═════ Stored data ═════
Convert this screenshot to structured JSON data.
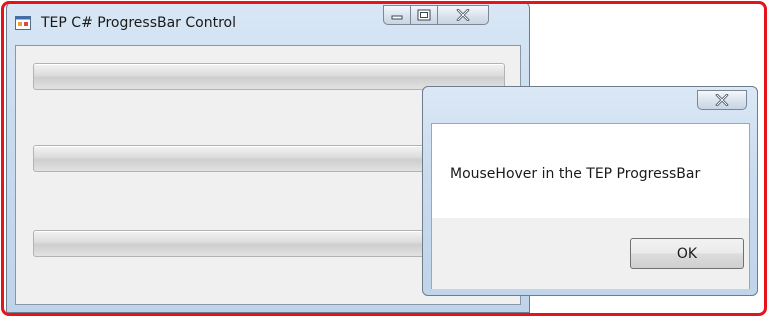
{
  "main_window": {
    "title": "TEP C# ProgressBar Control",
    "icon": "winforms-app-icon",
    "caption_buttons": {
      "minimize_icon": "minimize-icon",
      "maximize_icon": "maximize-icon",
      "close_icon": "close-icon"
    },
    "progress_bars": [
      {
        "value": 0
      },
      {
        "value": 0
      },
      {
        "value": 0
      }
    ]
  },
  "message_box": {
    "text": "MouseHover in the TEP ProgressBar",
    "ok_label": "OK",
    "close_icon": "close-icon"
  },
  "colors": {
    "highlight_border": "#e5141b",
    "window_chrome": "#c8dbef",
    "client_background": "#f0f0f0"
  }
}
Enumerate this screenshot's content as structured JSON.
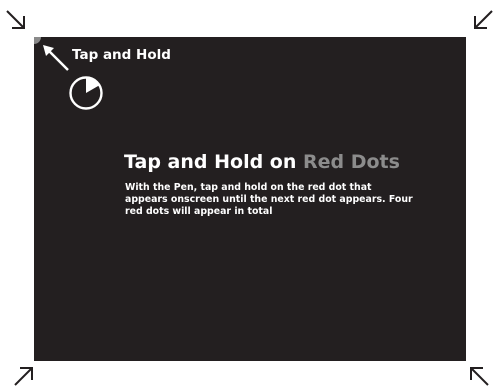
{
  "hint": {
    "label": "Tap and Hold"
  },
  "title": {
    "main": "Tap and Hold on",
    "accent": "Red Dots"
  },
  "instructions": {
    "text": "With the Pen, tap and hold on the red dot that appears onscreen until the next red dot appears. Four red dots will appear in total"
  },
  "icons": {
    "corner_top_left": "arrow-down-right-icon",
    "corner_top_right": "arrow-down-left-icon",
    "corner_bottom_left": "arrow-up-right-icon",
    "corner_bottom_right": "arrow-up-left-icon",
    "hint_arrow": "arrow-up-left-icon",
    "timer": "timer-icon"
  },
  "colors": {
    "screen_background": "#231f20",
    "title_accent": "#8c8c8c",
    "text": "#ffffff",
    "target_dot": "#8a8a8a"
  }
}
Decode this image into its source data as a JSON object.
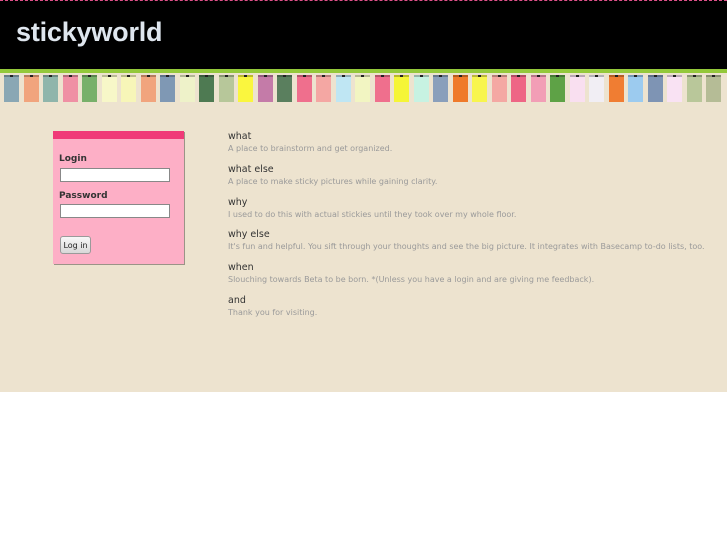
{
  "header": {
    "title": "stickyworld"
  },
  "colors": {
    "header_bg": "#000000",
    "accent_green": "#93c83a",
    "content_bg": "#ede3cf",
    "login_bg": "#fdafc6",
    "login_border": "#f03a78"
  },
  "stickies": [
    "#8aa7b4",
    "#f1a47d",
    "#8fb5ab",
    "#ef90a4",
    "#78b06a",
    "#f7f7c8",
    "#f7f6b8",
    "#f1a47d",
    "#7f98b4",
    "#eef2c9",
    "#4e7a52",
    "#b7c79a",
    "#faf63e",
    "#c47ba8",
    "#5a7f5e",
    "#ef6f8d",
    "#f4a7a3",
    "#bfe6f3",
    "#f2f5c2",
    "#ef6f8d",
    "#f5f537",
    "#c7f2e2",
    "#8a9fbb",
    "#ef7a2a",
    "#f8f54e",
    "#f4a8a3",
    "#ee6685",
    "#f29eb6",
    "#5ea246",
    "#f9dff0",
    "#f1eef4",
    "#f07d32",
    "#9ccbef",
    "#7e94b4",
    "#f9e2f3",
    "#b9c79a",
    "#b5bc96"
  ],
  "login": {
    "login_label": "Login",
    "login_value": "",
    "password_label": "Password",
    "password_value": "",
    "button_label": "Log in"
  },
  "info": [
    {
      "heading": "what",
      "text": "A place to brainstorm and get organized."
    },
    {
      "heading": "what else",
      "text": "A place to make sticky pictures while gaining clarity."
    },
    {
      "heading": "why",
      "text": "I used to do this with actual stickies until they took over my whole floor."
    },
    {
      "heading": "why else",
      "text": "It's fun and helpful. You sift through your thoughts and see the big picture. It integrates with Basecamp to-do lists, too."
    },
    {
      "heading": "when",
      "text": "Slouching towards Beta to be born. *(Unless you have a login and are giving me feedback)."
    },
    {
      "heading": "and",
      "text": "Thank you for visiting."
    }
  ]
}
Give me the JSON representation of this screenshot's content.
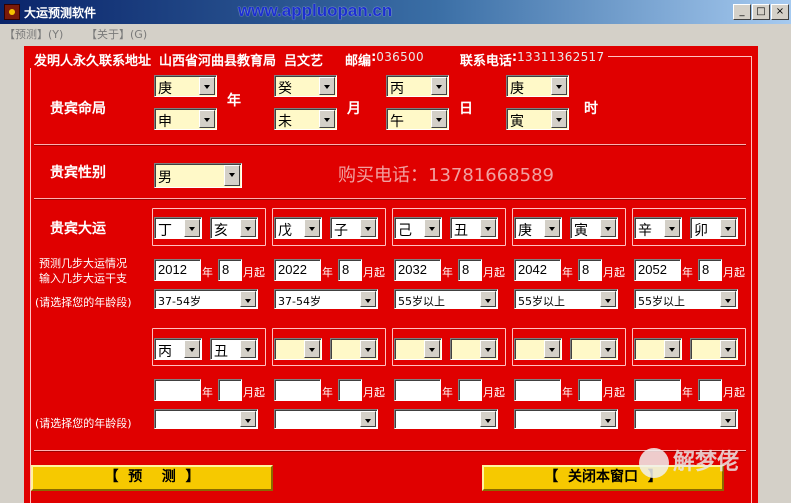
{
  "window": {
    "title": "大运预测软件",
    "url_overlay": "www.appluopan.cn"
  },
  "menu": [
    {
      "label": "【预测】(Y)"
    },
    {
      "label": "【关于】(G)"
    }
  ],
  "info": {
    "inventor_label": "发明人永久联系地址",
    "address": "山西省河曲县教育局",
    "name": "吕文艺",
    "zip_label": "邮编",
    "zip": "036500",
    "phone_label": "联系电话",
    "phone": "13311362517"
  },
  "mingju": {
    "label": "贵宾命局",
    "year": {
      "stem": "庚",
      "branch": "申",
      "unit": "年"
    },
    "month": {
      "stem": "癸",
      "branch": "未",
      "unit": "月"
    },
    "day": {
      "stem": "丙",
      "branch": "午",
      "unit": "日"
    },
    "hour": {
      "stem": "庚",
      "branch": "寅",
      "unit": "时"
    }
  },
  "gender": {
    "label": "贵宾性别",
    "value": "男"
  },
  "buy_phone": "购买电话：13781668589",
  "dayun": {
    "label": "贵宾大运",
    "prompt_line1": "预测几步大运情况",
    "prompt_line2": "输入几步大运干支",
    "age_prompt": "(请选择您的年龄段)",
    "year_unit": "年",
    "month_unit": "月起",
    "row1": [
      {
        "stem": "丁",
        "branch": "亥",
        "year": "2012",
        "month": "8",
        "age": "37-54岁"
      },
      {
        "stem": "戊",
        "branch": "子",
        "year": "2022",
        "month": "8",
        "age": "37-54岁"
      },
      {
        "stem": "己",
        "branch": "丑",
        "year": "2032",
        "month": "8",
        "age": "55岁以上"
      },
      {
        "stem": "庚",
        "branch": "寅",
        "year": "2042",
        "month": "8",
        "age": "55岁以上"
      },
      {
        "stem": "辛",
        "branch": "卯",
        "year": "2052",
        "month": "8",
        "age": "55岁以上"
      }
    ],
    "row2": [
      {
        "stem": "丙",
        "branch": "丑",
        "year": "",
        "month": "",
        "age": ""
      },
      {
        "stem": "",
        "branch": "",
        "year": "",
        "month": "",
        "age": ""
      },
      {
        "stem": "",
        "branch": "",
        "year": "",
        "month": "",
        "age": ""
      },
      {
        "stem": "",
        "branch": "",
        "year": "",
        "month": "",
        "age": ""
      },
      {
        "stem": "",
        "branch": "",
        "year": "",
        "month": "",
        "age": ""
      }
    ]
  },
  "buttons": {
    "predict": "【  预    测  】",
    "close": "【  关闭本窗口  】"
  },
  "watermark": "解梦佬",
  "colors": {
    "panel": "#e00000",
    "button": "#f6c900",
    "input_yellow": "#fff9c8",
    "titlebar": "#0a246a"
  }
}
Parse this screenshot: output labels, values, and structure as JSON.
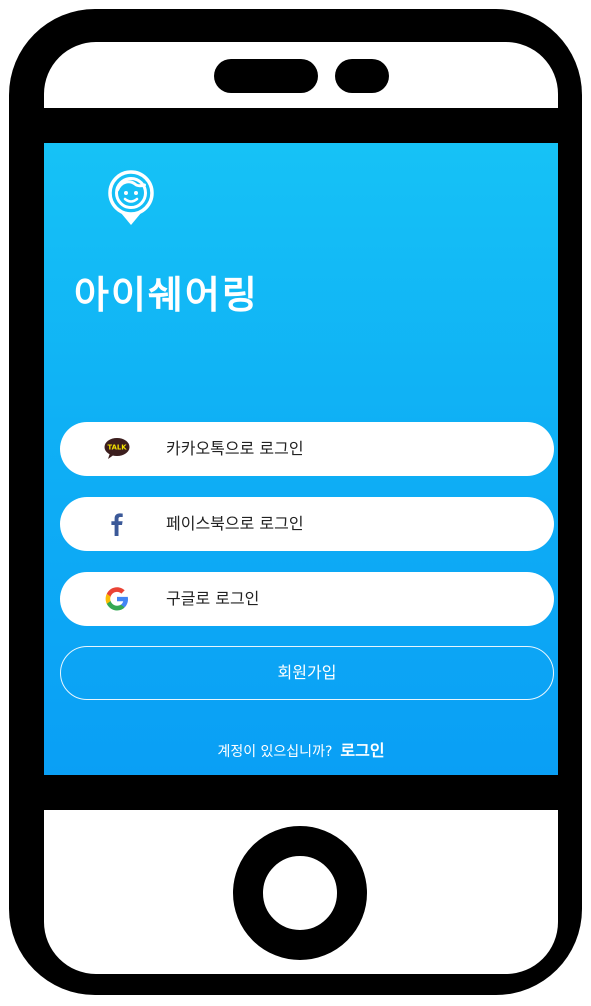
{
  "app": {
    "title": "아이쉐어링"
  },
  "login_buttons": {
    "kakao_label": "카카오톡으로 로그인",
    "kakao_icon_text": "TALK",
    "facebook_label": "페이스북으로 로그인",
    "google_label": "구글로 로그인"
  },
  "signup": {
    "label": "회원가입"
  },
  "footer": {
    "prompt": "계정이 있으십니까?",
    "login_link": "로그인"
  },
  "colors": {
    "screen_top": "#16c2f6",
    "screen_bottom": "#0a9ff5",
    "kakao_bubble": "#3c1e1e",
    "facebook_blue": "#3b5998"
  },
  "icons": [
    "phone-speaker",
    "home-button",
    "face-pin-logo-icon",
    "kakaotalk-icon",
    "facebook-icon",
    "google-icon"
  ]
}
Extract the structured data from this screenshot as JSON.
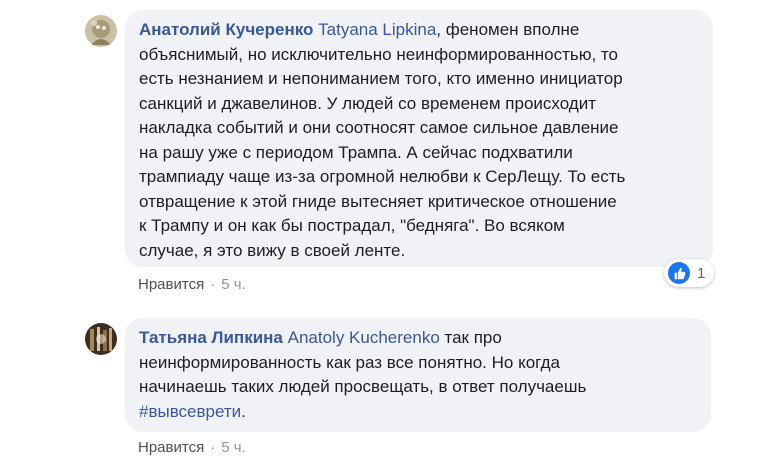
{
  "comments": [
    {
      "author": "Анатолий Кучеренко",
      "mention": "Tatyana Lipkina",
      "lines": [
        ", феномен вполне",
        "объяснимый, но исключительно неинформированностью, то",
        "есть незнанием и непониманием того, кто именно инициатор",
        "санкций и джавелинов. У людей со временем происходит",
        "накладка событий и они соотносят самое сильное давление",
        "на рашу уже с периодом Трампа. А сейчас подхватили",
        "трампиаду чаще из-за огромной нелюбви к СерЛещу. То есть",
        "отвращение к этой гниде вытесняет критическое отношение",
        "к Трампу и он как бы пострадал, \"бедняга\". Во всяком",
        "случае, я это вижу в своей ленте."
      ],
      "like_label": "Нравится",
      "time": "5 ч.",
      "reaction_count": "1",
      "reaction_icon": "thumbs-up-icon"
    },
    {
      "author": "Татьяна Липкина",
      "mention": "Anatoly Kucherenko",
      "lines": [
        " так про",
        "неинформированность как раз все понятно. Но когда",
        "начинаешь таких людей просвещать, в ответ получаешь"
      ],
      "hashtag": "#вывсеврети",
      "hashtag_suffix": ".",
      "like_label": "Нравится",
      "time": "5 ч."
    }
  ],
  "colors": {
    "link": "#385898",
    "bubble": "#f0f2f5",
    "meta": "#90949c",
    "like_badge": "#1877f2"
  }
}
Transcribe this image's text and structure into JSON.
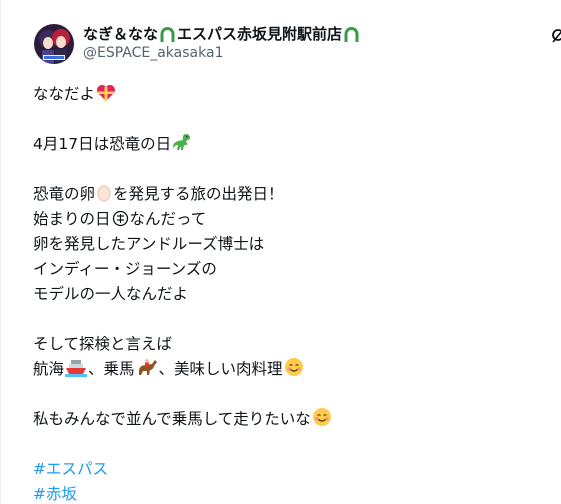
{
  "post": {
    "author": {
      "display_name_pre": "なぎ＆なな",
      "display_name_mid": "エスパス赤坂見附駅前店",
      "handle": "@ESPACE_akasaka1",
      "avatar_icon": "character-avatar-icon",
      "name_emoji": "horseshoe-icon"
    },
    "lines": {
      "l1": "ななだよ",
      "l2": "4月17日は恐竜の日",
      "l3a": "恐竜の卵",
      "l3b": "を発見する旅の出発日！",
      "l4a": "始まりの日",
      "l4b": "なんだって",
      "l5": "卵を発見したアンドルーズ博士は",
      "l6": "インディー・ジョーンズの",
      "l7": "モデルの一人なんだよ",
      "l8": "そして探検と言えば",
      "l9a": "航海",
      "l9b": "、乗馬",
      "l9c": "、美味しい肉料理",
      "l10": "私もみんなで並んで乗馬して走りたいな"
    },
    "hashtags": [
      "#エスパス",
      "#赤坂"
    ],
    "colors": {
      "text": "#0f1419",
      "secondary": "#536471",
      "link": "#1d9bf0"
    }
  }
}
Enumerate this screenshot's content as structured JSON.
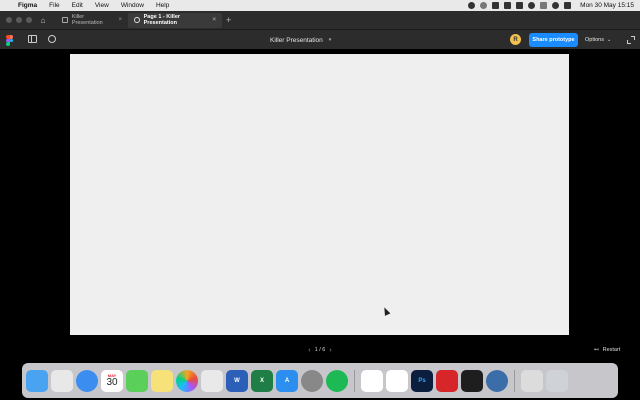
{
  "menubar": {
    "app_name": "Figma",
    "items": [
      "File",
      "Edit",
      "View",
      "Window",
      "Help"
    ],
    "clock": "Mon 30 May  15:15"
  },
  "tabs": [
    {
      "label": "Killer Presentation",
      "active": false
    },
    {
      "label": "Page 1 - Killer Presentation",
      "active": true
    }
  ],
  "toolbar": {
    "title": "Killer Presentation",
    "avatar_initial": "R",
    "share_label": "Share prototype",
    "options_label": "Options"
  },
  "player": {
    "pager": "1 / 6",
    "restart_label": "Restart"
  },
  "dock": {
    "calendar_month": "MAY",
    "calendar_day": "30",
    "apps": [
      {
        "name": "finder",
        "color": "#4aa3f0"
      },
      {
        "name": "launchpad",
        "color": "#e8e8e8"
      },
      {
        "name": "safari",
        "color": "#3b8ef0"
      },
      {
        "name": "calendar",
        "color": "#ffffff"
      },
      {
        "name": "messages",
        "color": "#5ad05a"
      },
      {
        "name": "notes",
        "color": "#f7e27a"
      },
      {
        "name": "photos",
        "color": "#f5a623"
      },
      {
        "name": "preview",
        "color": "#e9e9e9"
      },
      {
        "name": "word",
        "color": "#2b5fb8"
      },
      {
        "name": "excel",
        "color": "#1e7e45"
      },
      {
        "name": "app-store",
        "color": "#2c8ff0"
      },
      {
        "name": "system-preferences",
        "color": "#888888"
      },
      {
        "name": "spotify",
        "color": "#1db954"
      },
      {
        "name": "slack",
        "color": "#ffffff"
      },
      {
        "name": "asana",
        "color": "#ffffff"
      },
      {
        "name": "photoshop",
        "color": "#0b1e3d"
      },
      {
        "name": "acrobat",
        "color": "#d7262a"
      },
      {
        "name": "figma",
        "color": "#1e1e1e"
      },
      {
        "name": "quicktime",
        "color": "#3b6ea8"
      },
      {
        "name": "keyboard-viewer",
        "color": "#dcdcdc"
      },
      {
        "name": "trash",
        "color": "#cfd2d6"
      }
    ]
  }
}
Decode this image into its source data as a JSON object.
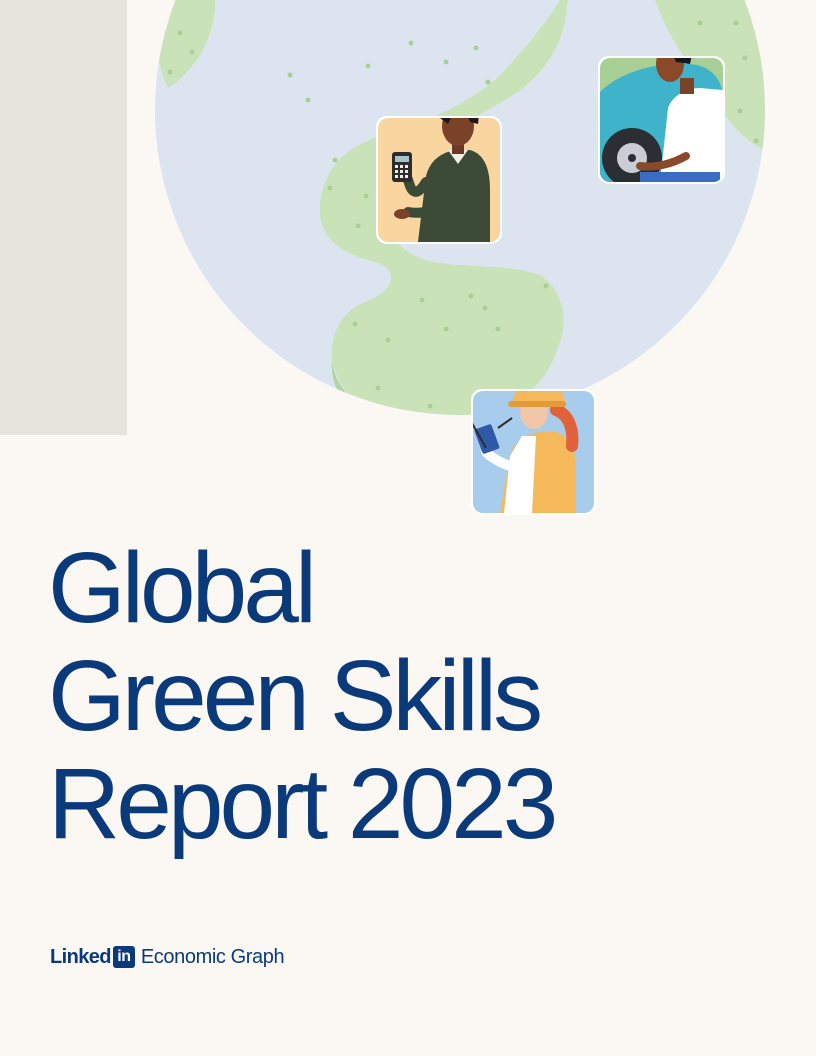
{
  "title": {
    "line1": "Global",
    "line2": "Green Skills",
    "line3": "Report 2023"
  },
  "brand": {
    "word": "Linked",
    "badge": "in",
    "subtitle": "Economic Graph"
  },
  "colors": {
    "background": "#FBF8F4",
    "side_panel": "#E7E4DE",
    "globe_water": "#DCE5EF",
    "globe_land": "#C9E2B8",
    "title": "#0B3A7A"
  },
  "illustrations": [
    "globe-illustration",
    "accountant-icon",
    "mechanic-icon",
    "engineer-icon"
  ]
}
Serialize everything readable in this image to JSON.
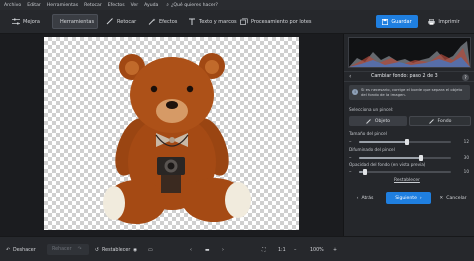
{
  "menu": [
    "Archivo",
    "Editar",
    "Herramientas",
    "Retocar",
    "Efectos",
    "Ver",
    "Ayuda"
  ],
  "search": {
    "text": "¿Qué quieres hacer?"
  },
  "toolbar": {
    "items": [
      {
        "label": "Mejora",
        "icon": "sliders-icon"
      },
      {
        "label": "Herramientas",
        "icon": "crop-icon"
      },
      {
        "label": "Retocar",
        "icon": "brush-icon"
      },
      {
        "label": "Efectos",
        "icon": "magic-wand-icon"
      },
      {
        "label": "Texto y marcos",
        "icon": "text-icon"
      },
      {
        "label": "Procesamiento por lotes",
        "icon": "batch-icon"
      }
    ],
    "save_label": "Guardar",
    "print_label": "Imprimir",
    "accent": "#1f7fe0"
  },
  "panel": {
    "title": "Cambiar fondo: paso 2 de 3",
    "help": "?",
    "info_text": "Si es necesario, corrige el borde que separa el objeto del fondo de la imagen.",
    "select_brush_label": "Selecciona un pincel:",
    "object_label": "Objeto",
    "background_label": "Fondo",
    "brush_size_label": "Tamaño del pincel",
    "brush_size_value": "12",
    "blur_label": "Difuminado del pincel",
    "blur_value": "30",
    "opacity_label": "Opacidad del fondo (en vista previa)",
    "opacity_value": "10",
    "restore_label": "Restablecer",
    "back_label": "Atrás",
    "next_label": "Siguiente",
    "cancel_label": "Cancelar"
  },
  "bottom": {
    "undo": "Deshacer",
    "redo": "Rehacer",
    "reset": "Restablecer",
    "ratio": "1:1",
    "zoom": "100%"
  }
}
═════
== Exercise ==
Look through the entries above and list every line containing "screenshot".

== Your response ==
Convert this screenshot to structured JSON data.
Enumerate this screenshot's content as structured JSON.
Give me the JSON representation of this screenshot's content.
Parse this screenshot: output labels, values, and structure as JSON.
Extract the structured data from this screenshot as JSON.
Enumerate this screenshot's content as structured JSON.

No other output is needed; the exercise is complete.